*WHAT TO WORK ON:* All entries below must be output word for word, and the pictures left behind.

*SUPPLIED DATA:*
--------

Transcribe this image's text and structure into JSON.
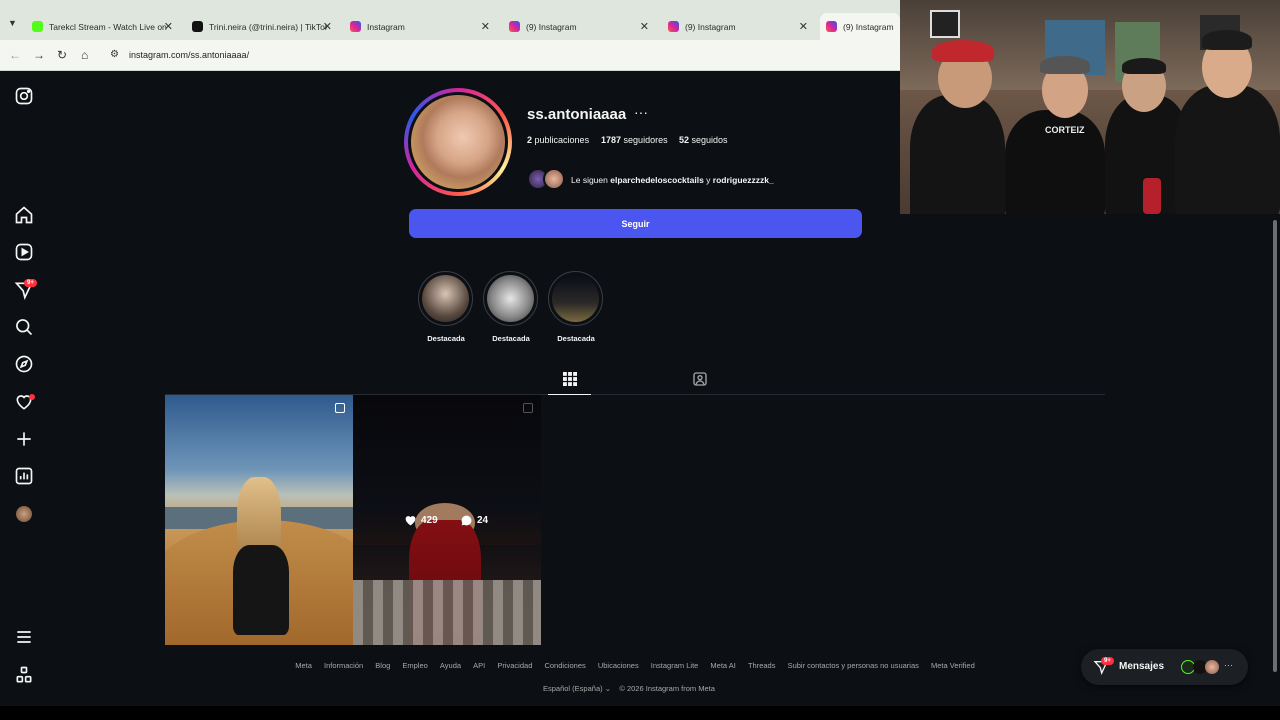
{
  "browser": {
    "tabs": [
      {
        "title": "Tarekcl Stream - Watch Live on",
        "icon": "kick-icon",
        "color": "#53fc18"
      },
      {
        "title": "Trini.neira (@trini.neira) | TikTok",
        "icon": "tiktok-icon",
        "color": "#111111"
      },
      {
        "title": "Instagram",
        "icon": "instagram-icon",
        "color": "#e1306c"
      },
      {
        "title": "(9) Instagram",
        "icon": "instagram-icon",
        "color": "#e1306c"
      },
      {
        "title": "(9) Instagram",
        "icon": "instagram-icon",
        "color": "#e1306c"
      },
      {
        "title": "(9) Instagram",
        "icon": "instagram-icon",
        "color": "#e1306c"
      }
    ],
    "url": "instagram.com/ss.antoniaaaa/"
  },
  "sidebar": {
    "notification_badge": "9+"
  },
  "profile": {
    "username": "ss.antoniaaaa",
    "more": "···",
    "posts_count": "2",
    "posts_label": "publicaciones",
    "followers_count": "1787",
    "followers_label": "seguidores",
    "following_count": "52",
    "following_label": "seguidos",
    "followed_by_prefix": "Le siguen",
    "followed_by_1": "elparchedeloscocktails",
    "followed_by_joiner": "y",
    "followed_by_2": "rodriguezzzzk_",
    "follow_button": "Seguir"
  },
  "highlights": [
    {
      "label": "Destacada"
    },
    {
      "label": "Destacada"
    },
    {
      "label": "Destacada"
    }
  ],
  "posts": [
    {
      "likes": "",
      "comments": ""
    },
    {
      "likes": "429",
      "comments": "24"
    }
  ],
  "footer": {
    "links": [
      "Meta",
      "Información",
      "Blog",
      "Empleo",
      "Ayuda",
      "API",
      "Privacidad",
      "Condiciones",
      "Ubicaciones",
      "Instagram Lite",
      "Meta AI",
      "Threads",
      "Subir contactos y personas no usuarias",
      "Meta Verified"
    ],
    "language": "Español (España)",
    "copyright": "© 2026 Instagram from Meta"
  },
  "messages": {
    "label": "Mensajes",
    "badge": "9+"
  },
  "webcam": {
    "shirt_text": "CORTEIZ"
  }
}
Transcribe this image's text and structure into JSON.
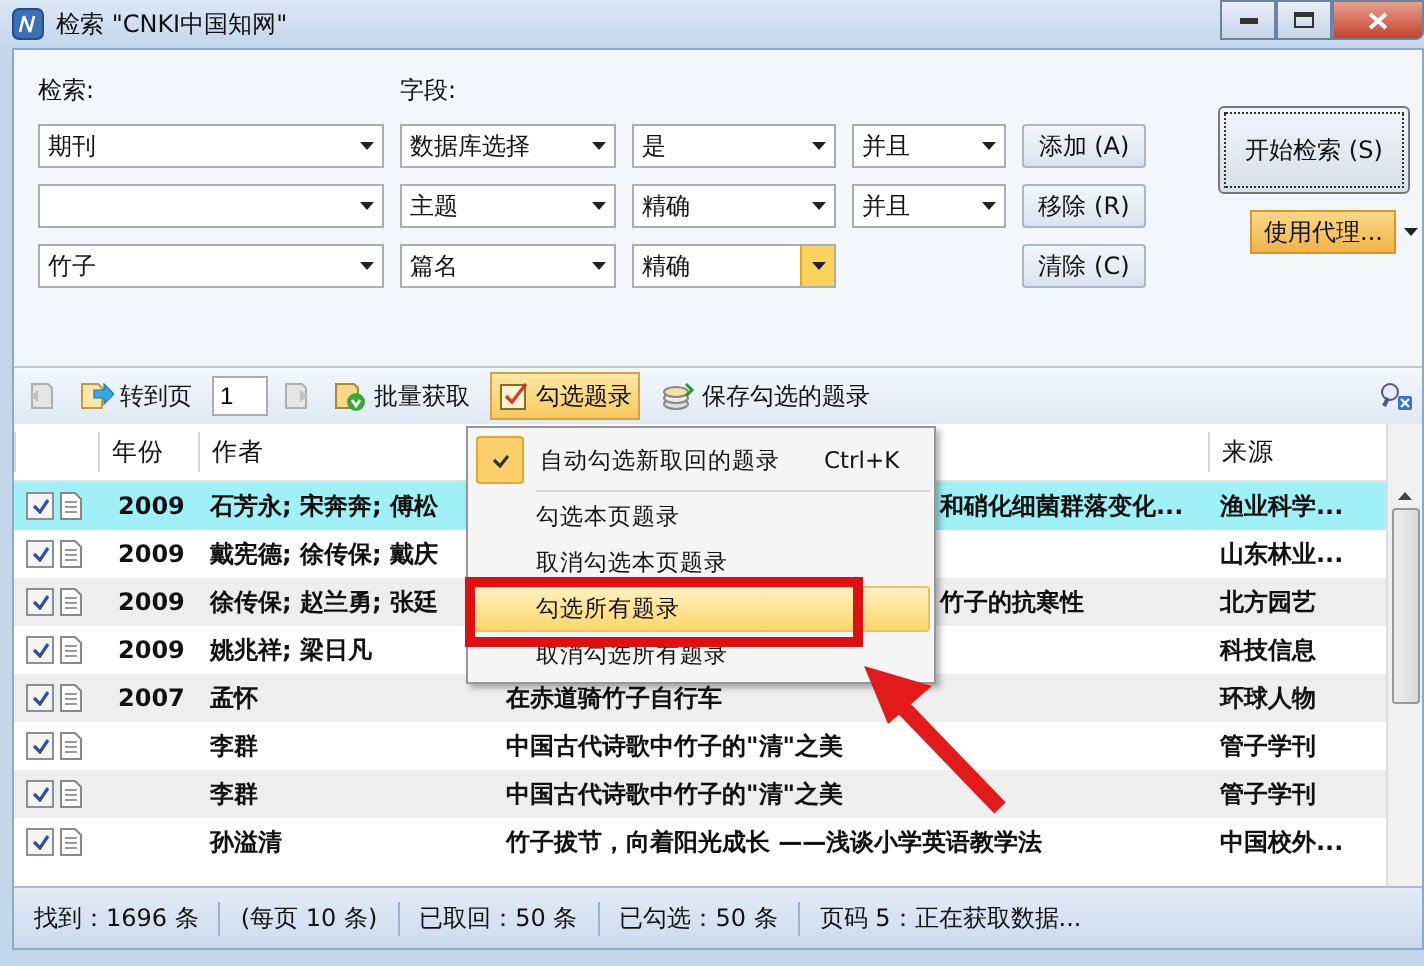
{
  "window": {
    "title": "检索 \"CNKI中国知网\""
  },
  "search_form": {
    "search_label": "检索:",
    "field_label": "字段:",
    "criteria": [
      {
        "scope": "期刊",
        "field": "数据库选择",
        "match": "是",
        "logic": "并且",
        "match_focused": false
      },
      {
        "field": "主题",
        "match": "精确",
        "logic": "并且",
        "match_focused": false
      },
      {
        "scope": "竹子",
        "field": "篇名",
        "match": "精确",
        "match_focused": true
      }
    ],
    "side_buttons": [
      "添加 (A)",
      "移除 (R)",
      "清除 (C)"
    ],
    "start_button": "开始检索 (S)",
    "proxy_button": "使用代理..."
  },
  "toolbar": {
    "goto_label": "转到页",
    "page": "1",
    "buttons": [
      {
        "kind": "batch",
        "label": "批量获取",
        "selected": false
      },
      {
        "kind": "check",
        "label": "勾选题录",
        "selected": true
      },
      {
        "kind": "save",
        "label": "保存勾选的题录",
        "selected": false
      }
    ]
  },
  "menu": {
    "items": [
      {
        "kind": "check",
        "label": "自动勾选新取回的题录",
        "shortcut": "Ctrl+K",
        "checked": true,
        "selected": false
      },
      {
        "kind": "separator"
      },
      {
        "kind": "item",
        "label": "勾选本页题录",
        "selected": false
      },
      {
        "kind": "item",
        "label": "取消勾选本页题录",
        "selected": false
      },
      {
        "kind": "item",
        "label": "勾选所有题录",
        "selected": true
      },
      {
        "kind": "item",
        "label": "取消勾选所有题录",
        "selected": false
      }
    ]
  },
  "table": {
    "columns": {
      "year": "年份",
      "author": "作者",
      "source": "来源"
    },
    "rows": [
      {
        "checked": true,
        "selected": true,
        "year": "2009",
        "author": "石芳永; 宋奔奔; 傅松",
        "title": "和硝化细菌群落变化...",
        "title_covered": true,
        "source": "渔业科学..."
      },
      {
        "checked": true,
        "selected": false,
        "year": "2009",
        "author": "戴宪德; 徐传保; 戴庆",
        "source": "山东林业..."
      },
      {
        "checked": true,
        "selected": false,
        "year": "2009",
        "author": "徐传保; 赵兰勇; 张廷",
        "title": "竹子的抗寒性",
        "title_covered": true,
        "source": "北方园艺"
      },
      {
        "checked": true,
        "selected": false,
        "year": "2009",
        "author": "姚兆祥; 梁日凡",
        "source": "科技信息"
      },
      {
        "checked": true,
        "selected": false,
        "year": "2007",
        "author": "孟怀",
        "title": "在赤道骑竹子自行车",
        "title_covered": false,
        "source": "环球人物"
      },
      {
        "checked": true,
        "selected": false,
        "author": "李群",
        "title": "中国古代诗歌中竹子的\"清\"之美",
        "title_covered": false,
        "source": "管子学刊"
      },
      {
        "checked": true,
        "selected": false,
        "author": "李群",
        "title": "中国古代诗歌中竹子的\"清\"之美",
        "title_covered": false,
        "source": "管子学刊"
      },
      {
        "checked": true,
        "selected": false,
        "author": "孙溢清",
        "title": "竹子拔节，向着阳光成长 ——浅谈小学英语教学法",
        "title_covered": false,
        "source": "中国校外..."
      }
    ]
  },
  "status_bar": [
    "找到：1696 条",
    "(每页 10 条)",
    "已取回：50 条",
    "已勾选：50 条",
    "页码 5：正在获取数据..."
  ]
}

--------

*RESPONSE TO THE EXERCISE:*
Transcribe this image's text and structure into JSON.
{
  "browser": {
    "tabs": [
      {
        "title": "Tarekcl Stream - Watch Live on",
        "icon": "kick-icon",
        "color": "#53fc18"
      },
      {
        "title": "Trini.neira (@trini.neira) | TikTok",
        "icon": "tiktok-icon",
        "color": "#111111"
      },
      {
        "title": "Instagram",
        "icon": "instagram-icon",
        "color": "#e1306c"
      },
      {
        "title": "(9) Instagram",
        "icon": "instagram-icon",
        "color": "#e1306c"
      },
      {
        "title": "(9) Instagram",
        "icon": "instagram-icon",
        "color": "#e1306c"
      },
      {
        "title": "(9) Instagram",
        "icon": "instagram-icon",
        "color": "#e1306c"
      }
    ],
    "url": "instagram.com/ss.antoniaaaa/"
  },
  "sidebar": {
    "notification_badge": "9+"
  },
  "profile": {
    "username": "ss.antoniaaaa",
    "more": "···",
    "posts_count": "2",
    "posts_label": "publicaciones",
    "followers_count": "1787",
    "followers_label": "seguidores",
    "following_count": "52",
    "following_label": "seguidos",
    "followed_by_prefix": "Le siguen",
    "followed_by_1": "elparchedeloscocktails",
    "followed_by_joiner": "y",
    "followed_by_2": "rodriguezzzzk_",
    "follow_button": "Seguir"
  },
  "highlights": [
    {
      "label": "Destacada"
    },
    {
      "label": "Destacada"
    },
    {
      "label": "Destacada"
    }
  ],
  "posts": [
    {
      "likes": "",
      "comments": ""
    },
    {
      "likes": "429",
      "comments": "24"
    }
  ],
  "footer": {
    "links": [
      "Meta",
      "Información",
      "Blog",
      "Empleo",
      "Ayuda",
      "API",
      "Privacidad",
      "Condiciones",
      "Ubicaciones",
      "Instagram Lite",
      "Meta AI",
      "Threads",
      "Subir contactos y personas no usuarias",
      "Meta Verified"
    ],
    "language": "Español (España)",
    "copyright": "© 2026 Instagram from Meta"
  },
  "messages": {
    "label": "Mensajes",
    "badge": "9+"
  },
  "webcam": {
    "shirt_text": "CORTEIZ"
  }
}
Transcribe this image's text and structure into JSON.
{
  "window": {
    "title": "检索 \"CNKI中国知网\""
  },
  "search_form": {
    "search_label": "检索:",
    "field_label": "字段:",
    "criteria": [
      {
        "scope": "期刊",
        "field": "数据库选择",
        "match": "是",
        "logic": "并且",
        "match_focused": false
      },
      {
        "field": "主题",
        "match": "精确",
        "logic": "并且",
        "match_focused": false
      },
      {
        "scope": "竹子",
        "field": "篇名",
        "match": "精确",
        "match_focused": true
      }
    ],
    "side_buttons": [
      "添加 (A)",
      "移除 (R)",
      "清除 (C)"
    ],
    "start_button": "开始检索 (S)",
    "proxy_button": "使用代理..."
  },
  "toolbar": {
    "goto_label": "转到页",
    "page": "1",
    "buttons": [
      {
        "kind": "batch",
        "label": "批量获取",
        "selected": false
      },
      {
        "kind": "check",
        "label": "勾选题录",
        "selected": true
      },
      {
        "kind": "save",
        "label": "保存勾选的题录",
        "selected": false
      }
    ]
  },
  "menu": {
    "items": [
      {
        "kind": "check",
        "label": "自动勾选新取回的题录",
        "shortcut": "Ctrl+K",
        "checked": true,
        "selected": false
      },
      {
        "kind": "separator"
      },
      {
        "kind": "item",
        "label": "勾选本页题录",
        "selected": false
      },
      {
        "kind": "item",
        "label": "取消勾选本页题录",
        "selected": false
      },
      {
        "kind": "item",
        "label": "勾选所有题录",
        "selected": true
      },
      {
        "kind": "item",
        "label": "取消勾选所有题录",
        "selected": false
      }
    ]
  },
  "table": {
    "columns": {
      "year": "年份",
      "author": "作者",
      "source": "来源"
    },
    "rows": [
      {
        "checked": true,
        "selected": true,
        "year": "2009",
        "author": "石芳永; 宋奔奔; 傅松",
        "title": "和硝化细菌群落变化...",
        "title_covered": true,
        "source": "渔业科学..."
      },
      {
        "checked": true,
        "selected": false,
        "year": "2009",
        "author": "戴宪德; 徐传保; 戴庆",
        "source": "山东林业..."
      },
      {
        "checked": true,
        "selected": false,
        "year": "2009",
        "author": "徐传保; 赵兰勇; 张廷",
        "title": "竹子的抗寒性",
        "title_covered": true,
        "source": "北方园艺"
      },
      {
        "checked": true,
        "selected": false,
        "year": "2009",
        "author": "姚兆祥; 梁日凡",
        "source": "科技信息"
      },
      {
        "checked": true,
        "selected": false,
        "year": "2007",
        "author": "孟怀",
        "title": "在赤道骑竹子自行车",
        "title_covered": false,
        "source": "环球人物"
      },
      {
        "checked": true,
        "selected": false,
        "author": "李群",
        "title": "中国古代诗歌中竹子的\"清\"之美",
        "title_covered": false,
        "source": "管子学刊"
      },
      {
        "checked": true,
        "selected": false,
        "author": "李群",
        "title": "中国古代诗歌中竹子的\"清\"之美",
        "title_covered": false,
        "source": "管子学刊"
      },
      {
        "checked": true,
        "selected": false,
        "author": "孙溢清",
        "title": "竹子拔节，向着阳光成长 ——浅谈小学英语教学法",
        "title_covered": false,
        "source": "中国校外..."
      }
    ]
  },
  "status_bar": [
    "找到：1696 条",
    "(每页 10 条)",
    "已取回：50 条",
    "已勾选：50 条",
    "页码 5：正在获取数据..."
  ]
}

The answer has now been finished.